# [Task prompt]
Track down every line below that holds "title" and copy it.

········

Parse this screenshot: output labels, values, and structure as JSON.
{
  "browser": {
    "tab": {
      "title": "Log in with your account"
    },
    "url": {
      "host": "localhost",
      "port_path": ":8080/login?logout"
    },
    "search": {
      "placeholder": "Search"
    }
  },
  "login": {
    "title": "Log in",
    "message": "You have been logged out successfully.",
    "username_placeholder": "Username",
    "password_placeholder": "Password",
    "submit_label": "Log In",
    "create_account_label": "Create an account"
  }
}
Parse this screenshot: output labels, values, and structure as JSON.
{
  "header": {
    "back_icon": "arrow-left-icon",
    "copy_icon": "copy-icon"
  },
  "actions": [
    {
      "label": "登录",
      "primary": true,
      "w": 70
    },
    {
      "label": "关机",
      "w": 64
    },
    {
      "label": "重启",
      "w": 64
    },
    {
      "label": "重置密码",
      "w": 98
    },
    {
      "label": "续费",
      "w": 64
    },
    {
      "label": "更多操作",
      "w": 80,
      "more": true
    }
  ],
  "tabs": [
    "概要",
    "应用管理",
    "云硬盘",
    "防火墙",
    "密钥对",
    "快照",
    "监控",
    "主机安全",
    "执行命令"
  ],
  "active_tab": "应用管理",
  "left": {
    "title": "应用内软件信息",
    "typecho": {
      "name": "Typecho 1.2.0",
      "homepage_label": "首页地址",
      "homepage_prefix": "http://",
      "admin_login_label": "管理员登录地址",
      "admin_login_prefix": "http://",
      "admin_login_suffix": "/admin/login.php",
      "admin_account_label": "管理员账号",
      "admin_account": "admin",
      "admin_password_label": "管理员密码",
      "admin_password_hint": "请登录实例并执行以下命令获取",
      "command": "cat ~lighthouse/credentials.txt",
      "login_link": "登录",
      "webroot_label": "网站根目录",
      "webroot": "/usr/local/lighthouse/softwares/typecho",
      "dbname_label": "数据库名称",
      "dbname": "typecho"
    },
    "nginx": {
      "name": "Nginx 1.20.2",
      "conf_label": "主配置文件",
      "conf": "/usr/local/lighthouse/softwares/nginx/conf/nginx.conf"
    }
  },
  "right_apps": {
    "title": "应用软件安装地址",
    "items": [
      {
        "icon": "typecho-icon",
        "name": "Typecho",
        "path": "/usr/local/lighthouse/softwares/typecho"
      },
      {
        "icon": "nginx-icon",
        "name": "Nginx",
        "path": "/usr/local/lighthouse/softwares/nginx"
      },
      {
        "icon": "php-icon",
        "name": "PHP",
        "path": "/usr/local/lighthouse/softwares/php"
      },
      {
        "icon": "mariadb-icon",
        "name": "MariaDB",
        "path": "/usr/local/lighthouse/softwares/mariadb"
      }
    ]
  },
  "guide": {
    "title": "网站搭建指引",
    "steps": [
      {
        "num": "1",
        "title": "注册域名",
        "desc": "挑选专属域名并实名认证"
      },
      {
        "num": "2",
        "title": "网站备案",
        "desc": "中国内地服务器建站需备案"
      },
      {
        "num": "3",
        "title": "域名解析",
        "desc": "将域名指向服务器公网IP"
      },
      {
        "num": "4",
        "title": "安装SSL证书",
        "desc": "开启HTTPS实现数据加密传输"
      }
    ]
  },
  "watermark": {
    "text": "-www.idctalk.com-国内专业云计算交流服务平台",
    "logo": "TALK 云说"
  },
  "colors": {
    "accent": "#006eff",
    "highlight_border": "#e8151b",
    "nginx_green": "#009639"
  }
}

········

# [Reply]
      "title": "Log in with your account"
    "title": "Log in",
    "title": "应用内软件信息",
    "title": "应用软件安装地址",
    "title": "网站搭建指引",
        "title": "注册域名",
        "title": "网站备案",
        "title": "域名解析",
        "title": "安装SSL证书",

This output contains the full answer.